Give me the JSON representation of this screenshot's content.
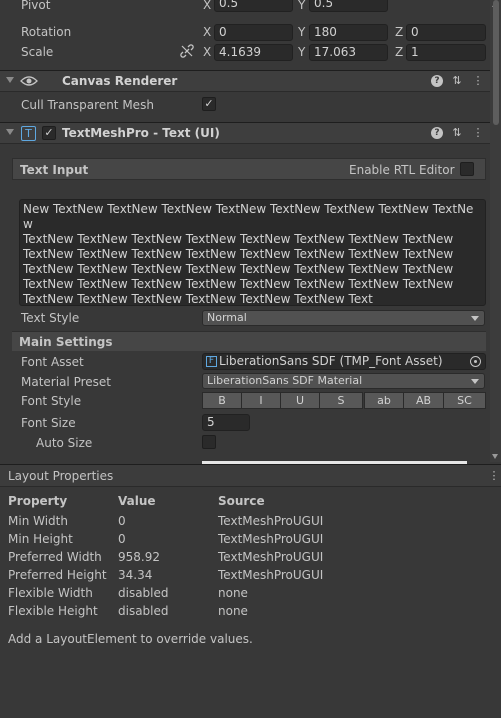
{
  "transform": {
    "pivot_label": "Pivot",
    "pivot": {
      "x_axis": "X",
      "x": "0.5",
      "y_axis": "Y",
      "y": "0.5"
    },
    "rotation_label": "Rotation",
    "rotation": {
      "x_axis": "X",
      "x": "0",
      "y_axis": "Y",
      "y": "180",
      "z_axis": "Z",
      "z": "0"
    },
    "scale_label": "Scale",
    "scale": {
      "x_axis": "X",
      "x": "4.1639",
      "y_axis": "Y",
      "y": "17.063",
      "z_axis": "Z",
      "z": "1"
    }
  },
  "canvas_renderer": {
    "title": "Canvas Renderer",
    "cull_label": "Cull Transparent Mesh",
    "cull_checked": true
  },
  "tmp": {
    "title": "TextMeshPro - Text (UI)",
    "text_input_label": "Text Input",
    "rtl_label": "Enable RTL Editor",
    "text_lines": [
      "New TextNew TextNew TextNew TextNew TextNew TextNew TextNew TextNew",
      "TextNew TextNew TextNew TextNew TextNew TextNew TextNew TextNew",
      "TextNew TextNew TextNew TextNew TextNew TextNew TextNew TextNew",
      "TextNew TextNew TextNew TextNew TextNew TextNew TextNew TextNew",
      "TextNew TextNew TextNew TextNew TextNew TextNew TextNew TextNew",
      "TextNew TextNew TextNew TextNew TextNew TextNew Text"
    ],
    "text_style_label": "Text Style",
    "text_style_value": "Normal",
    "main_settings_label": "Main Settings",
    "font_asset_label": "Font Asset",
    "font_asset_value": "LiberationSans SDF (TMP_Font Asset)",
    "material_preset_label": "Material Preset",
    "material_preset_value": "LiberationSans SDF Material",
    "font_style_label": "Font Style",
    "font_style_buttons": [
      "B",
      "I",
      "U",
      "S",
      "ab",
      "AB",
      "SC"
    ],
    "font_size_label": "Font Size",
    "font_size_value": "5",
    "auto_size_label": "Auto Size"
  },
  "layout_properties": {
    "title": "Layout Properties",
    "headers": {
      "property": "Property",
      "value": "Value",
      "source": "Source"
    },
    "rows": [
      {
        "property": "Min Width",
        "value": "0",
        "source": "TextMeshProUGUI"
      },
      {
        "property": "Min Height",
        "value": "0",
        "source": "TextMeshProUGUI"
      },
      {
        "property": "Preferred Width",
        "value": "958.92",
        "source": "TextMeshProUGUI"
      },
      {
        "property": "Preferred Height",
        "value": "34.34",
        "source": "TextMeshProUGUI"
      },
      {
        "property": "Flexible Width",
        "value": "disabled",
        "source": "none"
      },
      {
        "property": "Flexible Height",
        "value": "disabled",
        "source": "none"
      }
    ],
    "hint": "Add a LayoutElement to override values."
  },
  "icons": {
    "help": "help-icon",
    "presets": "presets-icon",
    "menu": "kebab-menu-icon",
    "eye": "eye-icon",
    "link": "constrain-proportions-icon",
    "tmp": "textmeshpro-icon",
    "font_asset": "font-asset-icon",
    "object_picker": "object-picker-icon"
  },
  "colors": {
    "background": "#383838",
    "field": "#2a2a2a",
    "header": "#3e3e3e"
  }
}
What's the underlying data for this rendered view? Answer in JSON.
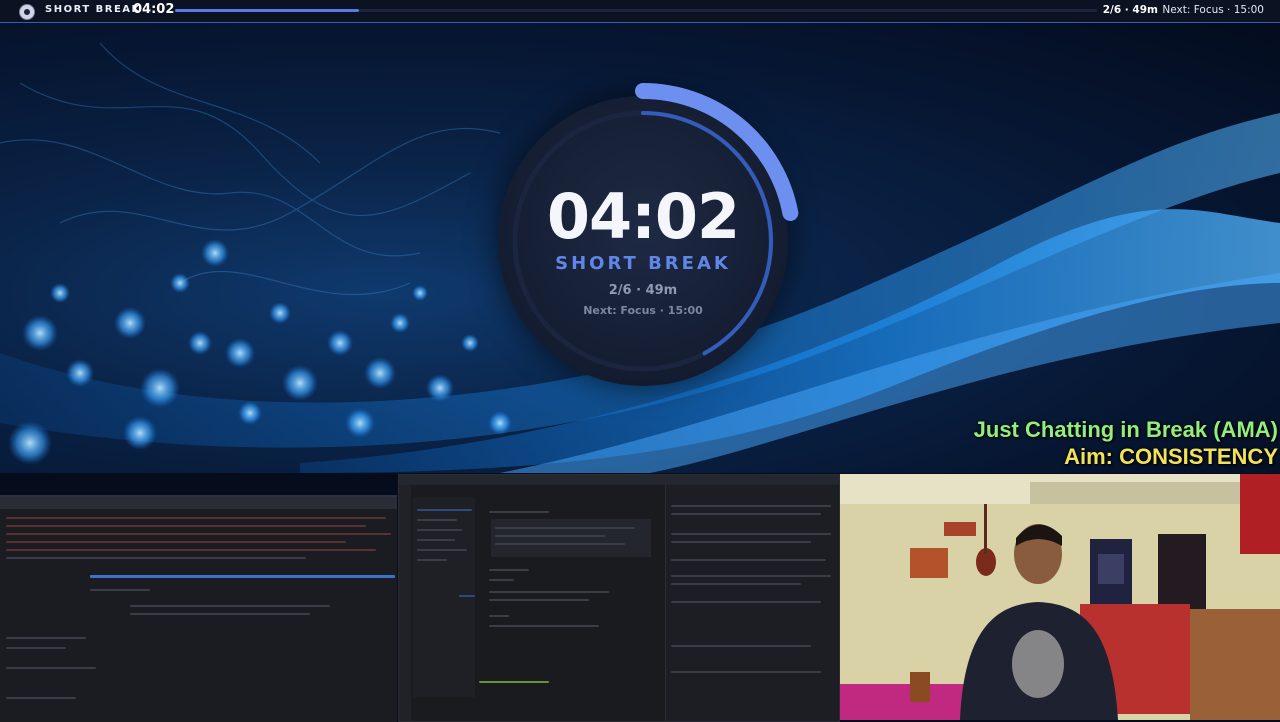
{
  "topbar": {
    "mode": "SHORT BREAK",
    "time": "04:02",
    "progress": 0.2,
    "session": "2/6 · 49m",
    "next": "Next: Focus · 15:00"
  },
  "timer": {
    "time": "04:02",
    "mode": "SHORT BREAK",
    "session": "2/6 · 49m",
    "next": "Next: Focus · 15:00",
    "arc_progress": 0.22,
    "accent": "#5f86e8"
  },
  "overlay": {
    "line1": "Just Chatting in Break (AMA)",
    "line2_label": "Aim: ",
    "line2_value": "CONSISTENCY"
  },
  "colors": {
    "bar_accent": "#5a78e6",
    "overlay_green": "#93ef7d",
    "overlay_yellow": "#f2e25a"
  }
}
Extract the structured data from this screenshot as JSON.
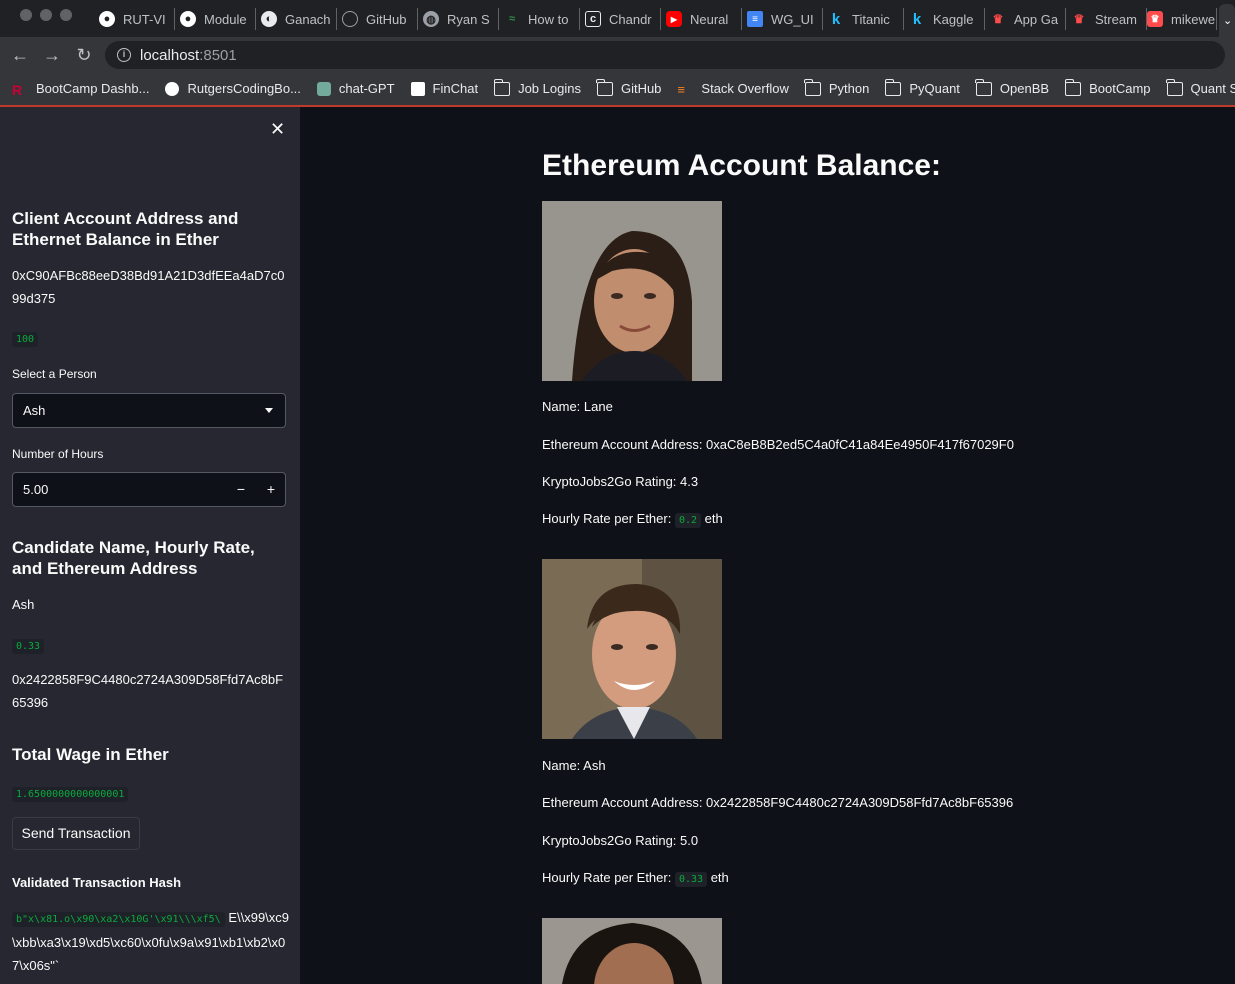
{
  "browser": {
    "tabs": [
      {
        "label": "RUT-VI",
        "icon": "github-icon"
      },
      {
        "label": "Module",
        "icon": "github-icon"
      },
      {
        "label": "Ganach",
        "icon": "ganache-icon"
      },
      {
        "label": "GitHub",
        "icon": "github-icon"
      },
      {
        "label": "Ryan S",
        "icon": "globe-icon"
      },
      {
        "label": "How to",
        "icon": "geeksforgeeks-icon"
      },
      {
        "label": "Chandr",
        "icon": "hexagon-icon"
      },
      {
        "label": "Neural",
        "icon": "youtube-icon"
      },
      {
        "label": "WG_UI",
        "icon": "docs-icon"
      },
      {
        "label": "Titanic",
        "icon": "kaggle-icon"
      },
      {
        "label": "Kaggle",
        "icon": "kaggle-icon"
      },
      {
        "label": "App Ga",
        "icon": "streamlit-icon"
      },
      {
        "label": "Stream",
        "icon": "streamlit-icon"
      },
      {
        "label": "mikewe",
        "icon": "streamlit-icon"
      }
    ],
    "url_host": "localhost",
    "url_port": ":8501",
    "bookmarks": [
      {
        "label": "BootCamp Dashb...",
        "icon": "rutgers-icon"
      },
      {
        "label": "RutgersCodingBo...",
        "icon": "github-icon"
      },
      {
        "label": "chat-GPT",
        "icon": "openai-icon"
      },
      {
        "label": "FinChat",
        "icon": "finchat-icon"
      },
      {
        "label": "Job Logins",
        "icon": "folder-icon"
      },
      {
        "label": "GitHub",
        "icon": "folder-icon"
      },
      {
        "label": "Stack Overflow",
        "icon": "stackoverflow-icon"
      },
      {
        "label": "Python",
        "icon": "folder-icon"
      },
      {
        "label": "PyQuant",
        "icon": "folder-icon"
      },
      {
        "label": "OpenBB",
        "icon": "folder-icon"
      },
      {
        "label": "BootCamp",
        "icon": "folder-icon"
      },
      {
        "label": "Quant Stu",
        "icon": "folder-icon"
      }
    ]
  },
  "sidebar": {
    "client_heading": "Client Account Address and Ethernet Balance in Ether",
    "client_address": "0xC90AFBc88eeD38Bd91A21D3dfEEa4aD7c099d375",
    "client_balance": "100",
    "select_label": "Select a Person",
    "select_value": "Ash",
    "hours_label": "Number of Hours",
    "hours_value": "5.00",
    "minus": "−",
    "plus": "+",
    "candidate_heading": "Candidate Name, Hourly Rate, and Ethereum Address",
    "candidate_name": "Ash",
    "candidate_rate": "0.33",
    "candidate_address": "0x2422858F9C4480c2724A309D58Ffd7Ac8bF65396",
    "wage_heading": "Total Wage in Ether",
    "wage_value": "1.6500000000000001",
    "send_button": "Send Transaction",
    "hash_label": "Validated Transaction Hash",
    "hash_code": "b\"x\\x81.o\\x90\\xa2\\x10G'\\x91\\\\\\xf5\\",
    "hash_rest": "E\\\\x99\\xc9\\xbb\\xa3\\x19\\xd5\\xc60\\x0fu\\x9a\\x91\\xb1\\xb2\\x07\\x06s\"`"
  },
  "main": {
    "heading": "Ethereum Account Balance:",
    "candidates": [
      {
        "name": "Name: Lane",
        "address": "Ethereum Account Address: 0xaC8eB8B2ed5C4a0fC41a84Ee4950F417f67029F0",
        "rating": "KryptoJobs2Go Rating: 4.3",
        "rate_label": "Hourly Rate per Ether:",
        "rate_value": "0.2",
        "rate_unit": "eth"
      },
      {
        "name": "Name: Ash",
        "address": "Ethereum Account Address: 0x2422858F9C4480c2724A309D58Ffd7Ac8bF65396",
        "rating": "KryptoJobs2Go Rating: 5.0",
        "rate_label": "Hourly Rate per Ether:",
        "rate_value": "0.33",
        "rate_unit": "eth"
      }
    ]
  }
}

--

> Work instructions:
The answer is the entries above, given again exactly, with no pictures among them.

> Result of this task:
Give me the JSON representation of this screenshot's content.
{
  "transform": {
    "pivot_label": "Pivot",
    "pivot": {
      "x_axis": "X",
      "x": "0.5",
      "y_axis": "Y",
      "y": "0.5"
    },
    "rotation_label": "Rotation",
    "rotation": {
      "x_axis": "X",
      "x": "0",
      "y_axis": "Y",
      "y": "180",
      "z_axis": "Z",
      "z": "0"
    },
    "scale_label": "Scale",
    "scale": {
      "x_axis": "X",
      "x": "4.1639",
      "y_axis": "Y",
      "y": "17.063",
      "z_axis": "Z",
      "z": "1"
    }
  },
  "canvas_renderer": {
    "title": "Canvas Renderer",
    "cull_label": "Cull Transparent Mesh",
    "cull_checked": true
  },
  "tmp": {
    "title": "TextMeshPro - Text (UI)",
    "text_input_label": "Text Input",
    "rtl_label": "Enable RTL Editor",
    "text_lines": [
      "New TextNew TextNew TextNew TextNew TextNew TextNew TextNew TextNew",
      "TextNew TextNew TextNew TextNew TextNew TextNew TextNew TextNew",
      "TextNew TextNew TextNew TextNew TextNew TextNew TextNew TextNew",
      "TextNew TextNew TextNew TextNew TextNew TextNew TextNew TextNew",
      "TextNew TextNew TextNew TextNew TextNew TextNew TextNew TextNew",
      "TextNew TextNew TextNew TextNew TextNew TextNew Text"
    ],
    "text_style_label": "Text Style",
    "text_style_value": "Normal",
    "main_settings_label": "Main Settings",
    "font_asset_label": "Font Asset",
    "font_asset_value": "LiberationSans SDF (TMP_Font Asset)",
    "material_preset_label": "Material Preset",
    "material_preset_value": "LiberationSans SDF Material",
    "font_style_label": "Font Style",
    "font_style_buttons": [
      "B",
      "I",
      "U",
      "S",
      "ab",
      "AB",
      "SC"
    ],
    "font_size_label": "Font Size",
    "font_size_value": "5",
    "auto_size_label": "Auto Size"
  },
  "layout_properties": {
    "title": "Layout Properties",
    "headers": {
      "property": "Property",
      "value": "Value",
      "source": "Source"
    },
    "rows": [
      {
        "property": "Min Width",
        "value": "0",
        "source": "TextMeshProUGUI"
      },
      {
        "property": "Min Height",
        "value": "0",
        "source": "TextMeshProUGUI"
      },
      {
        "property": "Preferred Width",
        "value": "958.92",
        "source": "TextMeshProUGUI"
      },
      {
        "property": "Preferred Height",
        "value": "34.34",
        "source": "TextMeshProUGUI"
      },
      {
        "property": "Flexible Width",
        "value": "disabled",
        "source": "none"
      },
      {
        "property": "Flexible Height",
        "value": "disabled",
        "source": "none"
      }
    ],
    "hint": "Add a LayoutElement to override values."
  },
  "icons": {
    "help": "help-icon",
    "presets": "presets-icon",
    "menu": "kebab-menu-icon",
    "eye": "eye-icon",
    "link": "constrain-proportions-icon",
    "tmp": "textmeshpro-icon",
    "font_asset": "font-asset-icon",
    "object_picker": "object-picker-icon"
  },
  "colors": {
    "background": "#383838",
    "field": "#2a2a2a",
    "header": "#3e3e3e"
  }
}
What's the underlying data for this rendered view? Answer in JSON.
{
  "topbar": {
    "mode": "SHORT BREAK",
    "time": "04:02",
    "progress": 0.2,
    "session": "2/6 · 49m",
    "next": "Next: Focus · 15:00"
  },
  "timer": {
    "time": "04:02",
    "mode": "SHORT BREAK",
    "session": "2/6 · 49m",
    "next": "Next: Focus · 15:00",
    "arc_progress": 0.22,
    "accent": "#5f86e8"
  },
  "overlay": {
    "line1": "Just Chatting in Break (AMA)",
    "line2_label": "Aim: ",
    "line2_value": "CONSISTENCY"
  },
  "colors": {
    "bar_accent": "#5a78e6",
    "overlay_green": "#93ef7d",
    "overlay_yellow": "#f2e25a"
  }
}
Extract the structured data from this screenshot as JSON.
{
  "browser": {
    "tabs": [
      {
        "label": "RUT-VI",
        "icon": "github-icon"
      },
      {
        "label": "Module",
        "icon": "github-icon"
      },
      {
        "label": "Ganach",
        "icon": "ganache-icon"
      },
      {
        "label": "GitHub",
        "icon": "github-icon"
      },
      {
        "label": "Ryan S",
        "icon": "globe-icon"
      },
      {
        "label": "How to",
        "icon": "geeksforgeeks-icon"
      },
      {
        "label": "Chandr",
        "icon": "hexagon-icon"
      },
      {
        "label": "Neural",
        "icon": "youtube-icon"
      },
      {
        "label": "WG_UI",
        "icon": "docs-icon"
      },
      {
        "label": "Titanic",
        "icon": "kaggle-icon"
      },
      {
        "label": "Kaggle",
        "icon": "kaggle-icon"
      },
      {
        "label": "App Ga",
        "icon": "streamlit-icon"
      },
      {
        "label": "Stream",
        "icon": "streamlit-icon"
      },
      {
        "label": "mikewe",
        "icon": "streamlit-icon"
      }
    ],
    "url_host": "localhost",
    "url_port": ":8501",
    "bookmarks": [
      {
        "label": "BootCamp Dashb...",
        "icon": "rutgers-icon"
      },
      {
        "label": "RutgersCodingBo...",
        "icon": "github-icon"
      },
      {
        "label": "chat-GPT",
        "icon": "openai-icon"
      },
      {
        "label": "FinChat",
        "icon": "finchat-icon"
      },
      {
        "label": "Job Logins",
        "icon": "folder-icon"
      },
      {
        "label": "GitHub",
        "icon": "folder-icon"
      },
      {
        "label": "Stack Overflow",
        "icon": "stackoverflow-icon"
      },
      {
        "label": "Python",
        "icon": "folder-icon"
      },
      {
        "label": "PyQuant",
        "icon": "folder-icon"
      },
      {
        "label": "OpenBB",
        "icon": "folder-icon"
      },
      {
        "label": "BootCamp",
        "icon": "folder-icon"
      },
      {
        "label": "Quant Stu",
        "icon": "folder-icon"
      }
    ]
  },
  "sidebar": {
    "client_heading": "Client Account Address and Ethernet Balance in Ether",
    "client_address": "0xC90AFBc88eeD38Bd91A21D3dfEEa4aD7c099d375",
    "client_balance": "100",
    "select_label": "Select a Person",
    "select_value": "Ash",
    "hours_label": "Number of Hours",
    "hours_value": "5.00",
    "minus": "−",
    "plus": "+",
    "candidate_heading": "Candidate Name, Hourly Rate, and Ethereum Address",
    "candidate_name": "Ash",
    "candidate_rate": "0.33",
    "candidate_address": "0x2422858F9C4480c2724A309D58Ffd7Ac8bF65396",
    "wage_heading": "Total Wage in Ether",
    "wage_value": "1.6500000000000001",
    "send_button": "Send Transaction",
    "hash_label": "Validated Transaction Hash",
    "hash_code": "b\"x\\x81.o\\x90\\xa2\\x10G'\\x91\\\\\\xf5\\",
    "hash_rest": "E\\\\x99\\xc9\\xbb\\xa3\\x19\\xd5\\xc60\\x0fu\\x9a\\x91\\xb1\\xb2\\x07\\x06s\"`"
  },
  "main": {
    "heading": "Ethereum Account Balance:",
    "candidates": [
      {
        "name": "Name: Lane",
        "address": "Ethereum Account Address: 0xaC8eB8B2ed5C4a0fC41a84Ee4950F417f67029F0",
        "rating": "KryptoJobs2Go Rating: 4.3",
        "rate_label": "Hourly Rate per Ether:",
        "rate_value": "0.2",
        "rate_unit": "eth"
      },
      {
        "name": "Name: Ash",
        "address": "Ethereum Account Address: 0x2422858F9C4480c2724A309D58Ffd7Ac8bF65396",
        "rating": "KryptoJobs2Go Rating: 5.0",
        "rate_label": "Hourly Rate per Ether:",
        "rate_value": "0.33",
        "rate_unit": "eth"
      }
    ]
  }
}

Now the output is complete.